Record set:
- Opening Delimiter -
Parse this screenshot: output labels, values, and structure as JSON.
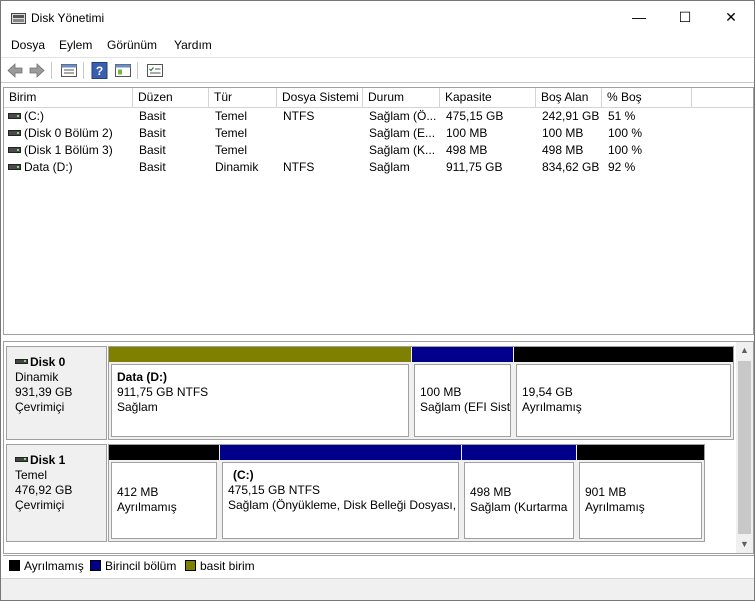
{
  "window": {
    "title": "Disk Yönetimi",
    "minimize_symbol": "—",
    "maximize_symbol": "☐",
    "close_symbol": "✕"
  },
  "menu": [
    "Dosya",
    "Eylem",
    "Görünüm",
    "Yardım"
  ],
  "toolbar": {
    "icons": [
      "back-arrow-icon",
      "forward-arrow-icon",
      "properties-icon",
      "help-icon",
      "show-hide-icon",
      "settings-list-icon"
    ]
  },
  "volume_list": {
    "columns": [
      "Birim",
      "Düzen",
      "Tür",
      "Dosya Sistemi",
      "Durum",
      "Kapasite",
      "Boş Alan",
      "% Boş"
    ],
    "rows": [
      [
        "(C:)",
        "Basit",
        "Temel",
        "NTFS",
        "Sağlam (Ö...",
        "475,15 GB",
        "242,91 GB",
        "51 %"
      ],
      [
        "(Disk 0 Bölüm 2)",
        "Basit",
        "Temel",
        "",
        "Sağlam (E...",
        "100 MB",
        "100 MB",
        "100 %"
      ],
      [
        "(Disk 1 Bölüm 3)",
        "Basit",
        "Temel",
        "",
        "Sağlam (K...",
        "498 MB",
        "498 MB",
        "100 %"
      ],
      [
        "Data (D:)",
        "Basit",
        "Dinamik",
        "NTFS",
        "Sağlam",
        "911,75 GB",
        "834,62 GB",
        "92 %"
      ]
    ]
  },
  "disks": [
    {
      "name": "Disk 0",
      "type": "Dinamik",
      "size": "931,39 GB",
      "status": "Çevrimiçi",
      "partitions": [
        {
          "title": "Data  (D:)",
          "line1": "911,75 GB NTFS",
          "line2": "Sağlam",
          "kind": "basic",
          "color": "#808000"
        },
        {
          "title": "",
          "line1": "100 MB",
          "line2": "Sağlam (EFI Siste",
          "kind": "primary",
          "color": "#00008b"
        },
        {
          "title": "",
          "line1": "19,54 GB",
          "line2": "Ayrılmamış",
          "kind": "unallocated",
          "color": "#000000"
        }
      ]
    },
    {
      "name": "Disk 1",
      "type": "Temel",
      "size": "476,92 GB",
      "status": "Çevrimiçi",
      "partitions": [
        {
          "title": "",
          "line1": "412 MB",
          "line2": "Ayrılmamış",
          "kind": "unallocated",
          "color": "#000000"
        },
        {
          "title": "(C:)",
          "line1": "475,15 GB NTFS",
          "line2": "Sağlam (Önyükleme, Disk Belleği Dosyası, K",
          "kind": "primary",
          "color": "#00008b"
        },
        {
          "title": "",
          "line1": "498 MB",
          "line2": "Sağlam (Kurtarma",
          "kind": "primary",
          "color": "#00008b"
        },
        {
          "title": "",
          "line1": "901 MB",
          "line2": "Ayrılmamış",
          "kind": "unallocated",
          "color": "#000000"
        }
      ]
    }
  ],
  "legend": [
    {
      "label": "Ayrılmamış",
      "color": "#000000"
    },
    {
      "label": "Birincil bölüm",
      "color": "#00008b"
    },
    {
      "label": "basit birim",
      "color": "#808000"
    }
  ],
  "scroll": {
    "up": "▲",
    "down": "▼"
  }
}
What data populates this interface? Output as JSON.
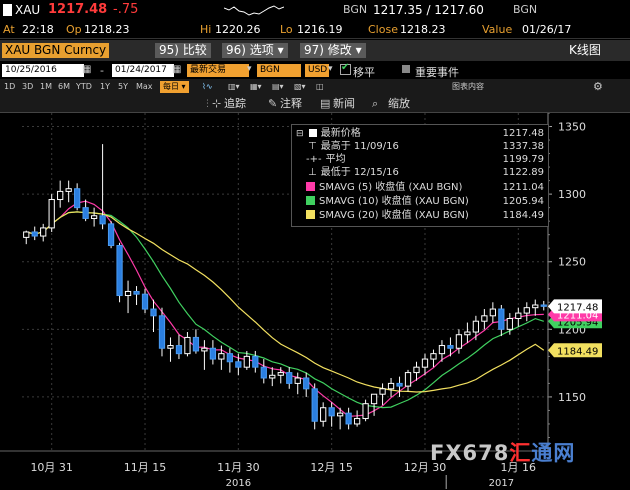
{
  "quote": {
    "ticker": "XAU",
    "last": "1217.48",
    "change": "-.75",
    "hi_label": "Hi",
    "hi": "1220.26",
    "lo_label": "Lo",
    "lo": "1216.19",
    "source": "BGN",
    "bid_ask": "1217.35 / 1217.60",
    "source2": "BGN",
    "at_label": "At",
    "time": "22:18",
    "op_label": "Op",
    "open": "1218.23",
    "close_label": "Close",
    "close": "1218.23",
    "value_label": "Value",
    "value": "01/26/17"
  },
  "menu": {
    "security": "XAU BGN Curncy",
    "compare": "95) 比较",
    "options": "96) 选项 ▾",
    "modify": "97) 修改 ▾",
    "kline": "K线图"
  },
  "controls": {
    "start_date": "10/25/2016",
    "end_date": "01/24/2017",
    "latest_trade": "最新交易",
    "source": "BGN",
    "currency": "USD",
    "move": "移平",
    "events": "重要事件"
  },
  "ranges": [
    "1D",
    "3D",
    "1M",
    "6M",
    "YTD",
    "1Y",
    "5Y",
    "Max",
    "每日 ▾"
  ],
  "right_label": "图表内容",
  "gear_icon": "⚙",
  "tools": {
    "track": "追踪",
    "annotate": "注释",
    "news": "新闻",
    "zoom": "缩放"
  },
  "legend": {
    "latest_label": "最新价格",
    "latest_val": "1217.48",
    "high_label": "最高于 11/09/16",
    "high_val": "1337.38",
    "avg_label": "平均",
    "avg_val": "1199.79",
    "low_label": "最低于 12/15/16",
    "low_val": "1122.89",
    "ma5_label": "SMAVG (5) 收盘值 (XAU BGN)",
    "ma5_val": "1211.04",
    "ma10_label": "SMAVG (10) 收盘值 (XAU BGN)",
    "ma10_val": "1205.94",
    "ma20_label": "SMAVG (20) 收盘值 (XAU BGN)",
    "ma20_val": "1184.49"
  },
  "watermark": {
    "a": "FX678",
    "b": "汇",
    "c": "通网"
  },
  "chart_data": {
    "type": "candlestick",
    "ylim": [
      1110,
      1360
    ],
    "y_ticks": [
      1150,
      1200,
      1250,
      1300,
      1350
    ],
    "x_tick_labels": [
      {
        "label": "10月 31",
        "idx": 3
      },
      {
        "label": "11月 15",
        "idx": 14
      },
      {
        "label": "11月 30",
        "idx": 25
      },
      {
        "label": "12月 15",
        "idx": 36
      },
      {
        "label": "12月 30",
        "idx": 47
      },
      {
        "label": "1月 16",
        "idx": 58
      }
    ],
    "year_labels": [
      {
        "label": "2016",
        "idx": 25
      },
      {
        "label": "2017",
        "idx": 56
      }
    ],
    "year_divider_idx": 49.5,
    "candles": [
      [
        1268,
        1273,
        1263,
        1272
      ],
      [
        1272,
        1276,
        1266,
        1269
      ],
      [
        1269,
        1278,
        1265,
        1275
      ],
      [
        1275,
        1300,
        1272,
        1296
      ],
      [
        1296,
        1310,
        1290,
        1302
      ],
      [
        1302,
        1310,
        1294,
        1304
      ],
      [
        1304,
        1308,
        1288,
        1290
      ],
      [
        1290,
        1296,
        1280,
        1282
      ],
      [
        1282,
        1290,
        1276,
        1284
      ],
      [
        1284,
        1337,
        1274,
        1278
      ],
      [
        1278,
        1280,
        1260,
        1262
      ],
      [
        1262,
        1264,
        1220,
        1225
      ],
      [
        1225,
        1236,
        1212,
        1228
      ],
      [
        1228,
        1232,
        1218,
        1226
      ],
      [
        1226,
        1230,
        1212,
        1215
      ],
      [
        1215,
        1222,
        1198,
        1210
      ],
      [
        1210,
        1216,
        1180,
        1186
      ],
      [
        1186,
        1194,
        1176,
        1188
      ],
      [
        1188,
        1196,
        1178,
        1182
      ],
      [
        1182,
        1198,
        1180,
        1194
      ],
      [
        1194,
        1200,
        1182,
        1184
      ],
      [
        1184,
        1192,
        1170,
        1186
      ],
      [
        1186,
        1192,
        1174,
        1178
      ],
      [
        1178,
        1188,
        1170,
        1182
      ],
      [
        1182,
        1186,
        1168,
        1176
      ],
      [
        1176,
        1182,
        1166,
        1172
      ],
      [
        1172,
        1184,
        1170,
        1180
      ],
      [
        1180,
        1184,
        1168,
        1172
      ],
      [
        1172,
        1178,
        1160,
        1164
      ],
      [
        1164,
        1172,
        1158,
        1166
      ],
      [
        1166,
        1172,
        1160,
        1168
      ],
      [
        1168,
        1172,
        1156,
        1160
      ],
      [
        1160,
        1168,
        1152,
        1164
      ],
      [
        1164,
        1168,
        1150,
        1156
      ],
      [
        1156,
        1160,
        1126,
        1132
      ],
      [
        1132,
        1146,
        1128,
        1142
      ],
      [
        1142,
        1146,
        1128,
        1136
      ],
      [
        1136,
        1142,
        1126,
        1138
      ],
      [
        1138,
        1142,
        1126,
        1130
      ],
      [
        1130,
        1140,
        1128,
        1134
      ],
      [
        1134,
        1148,
        1132,
        1145
      ],
      [
        1145,
        1150,
        1136,
        1152
      ],
      [
        1152,
        1160,
        1144,
        1156
      ],
      [
        1156,
        1164,
        1150,
        1160
      ],
      [
        1160,
        1165,
        1150,
        1158
      ],
      [
        1158,
        1170,
        1154,
        1168
      ],
      [
        1168,
        1176,
        1162,
        1172
      ],
      [
        1172,
        1182,
        1166,
        1178
      ],
      [
        1178,
        1185,
        1172,
        1182
      ],
      [
        1182,
        1192,
        1176,
        1188
      ],
      [
        1188,
        1194,
        1180,
        1186
      ],
      [
        1186,
        1200,
        1182,
        1196
      ],
      [
        1196,
        1205,
        1190,
        1198
      ],
      [
        1198,
        1210,
        1192,
        1206
      ],
      [
        1206,
        1215,
        1200,
        1210
      ],
      [
        1210,
        1220,
        1205,
        1215
      ],
      [
        1215,
        1218,
        1195,
        1200
      ],
      [
        1200,
        1212,
        1196,
        1208
      ],
      [
        1208,
        1216,
        1202,
        1212
      ],
      [
        1212,
        1220,
        1206,
        1216
      ],
      [
        1216,
        1222,
        1210,
        1218
      ],
      [
        1218,
        1221,
        1214,
        1217
      ]
    ],
    "series": [
      {
        "name": "SMAVG (5)",
        "color": "#ff3aa8",
        "last": 1211.04
      },
      {
        "name": "SMAVG (10)",
        "color": "#40d060",
        "last": 1205.94
      },
      {
        "name": "SMAVG (20)",
        "color": "#f2e060",
        "last": 1184.49
      }
    ],
    "last_price_label": "1217.48",
    "ma5_label": "1211.04",
    "ma10_label": "1205.94",
    "ma20_label": "1184.49"
  }
}
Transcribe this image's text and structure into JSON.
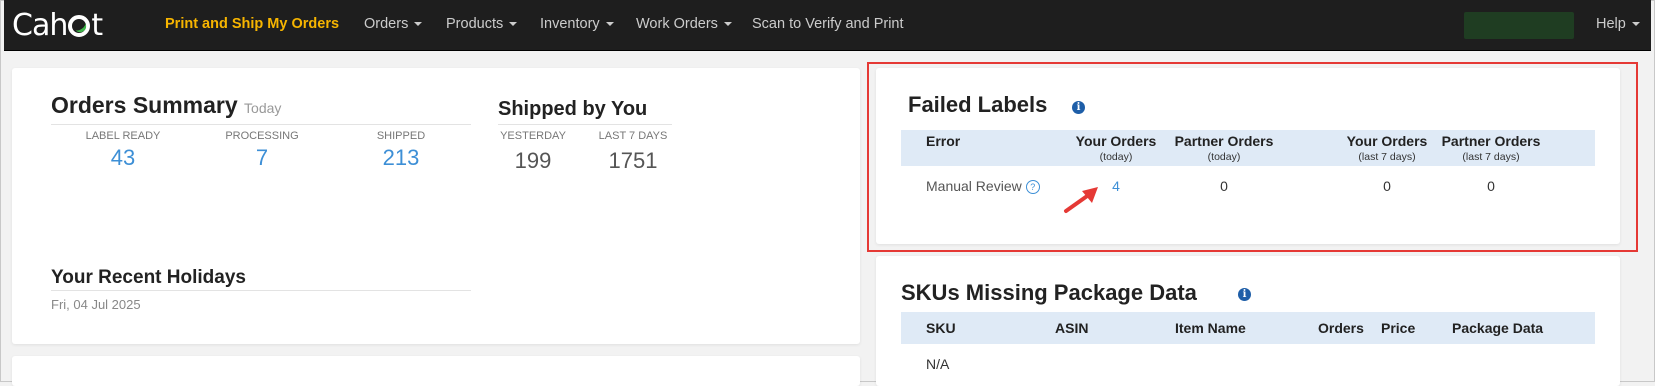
{
  "brand": {
    "name_left": "Cah",
    "name_right": "t"
  },
  "nav": {
    "items": [
      {
        "label": "Print and Ship My Orders",
        "active": true,
        "dropdown": false
      },
      {
        "label": "Orders",
        "dropdown": true
      },
      {
        "label": "Products",
        "dropdown": true
      },
      {
        "label": "Inventory",
        "dropdown": true
      },
      {
        "label": "Work Orders",
        "dropdown": true
      },
      {
        "label": "Scan to Verify and Print",
        "dropdown": false
      }
    ],
    "help": "Help"
  },
  "orders_summary": {
    "title": "Orders Summary",
    "subtitle": "Today",
    "stats": [
      {
        "label": "LABEL READY",
        "value": "43"
      },
      {
        "label": "PROCESSING",
        "value": "7"
      },
      {
        "label": "SHIPPED",
        "value": "213"
      }
    ]
  },
  "shipped_by_you": {
    "title": "Shipped by You",
    "stats": [
      {
        "label": "YESTERDAY",
        "value": "199"
      },
      {
        "label": "LAST 7 DAYS",
        "value": "1751"
      }
    ]
  },
  "holidays": {
    "title": "Your Recent Holidays",
    "date": "Fri, 04 Jul 2025"
  },
  "failed_labels": {
    "title": "Failed Labels",
    "info_icon": "info-icon",
    "columns": [
      {
        "label": "Error",
        "sub": ""
      },
      {
        "label": "Your Orders",
        "sub": "(today)"
      },
      {
        "label": "Partner Orders",
        "sub": "(today)"
      },
      {
        "label": "Your Orders",
        "sub": "(last 7 days)"
      },
      {
        "label": "Partner Orders",
        "sub": "(last 7 days)"
      }
    ],
    "rows": [
      {
        "error": "Manual Review",
        "values": [
          "4",
          "0",
          "0",
          "0"
        ]
      }
    ]
  },
  "skus_missing": {
    "title": "SKUs Missing Package Data",
    "columns": [
      "SKU",
      "ASIN",
      "Item Name",
      "Orders",
      "Price",
      "Package Data"
    ],
    "rows": [
      [
        "N/A"
      ]
    ]
  },
  "colors": {
    "accent": "#f7b500",
    "link": "#3d8fd6",
    "highlight": "#e53935",
    "arrow": "#e53935"
  }
}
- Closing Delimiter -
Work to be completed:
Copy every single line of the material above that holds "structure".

Final answer:
Parse this screenshot: output labels, values, and structure as JSON.
Transcribe this image's text and structure into JSON.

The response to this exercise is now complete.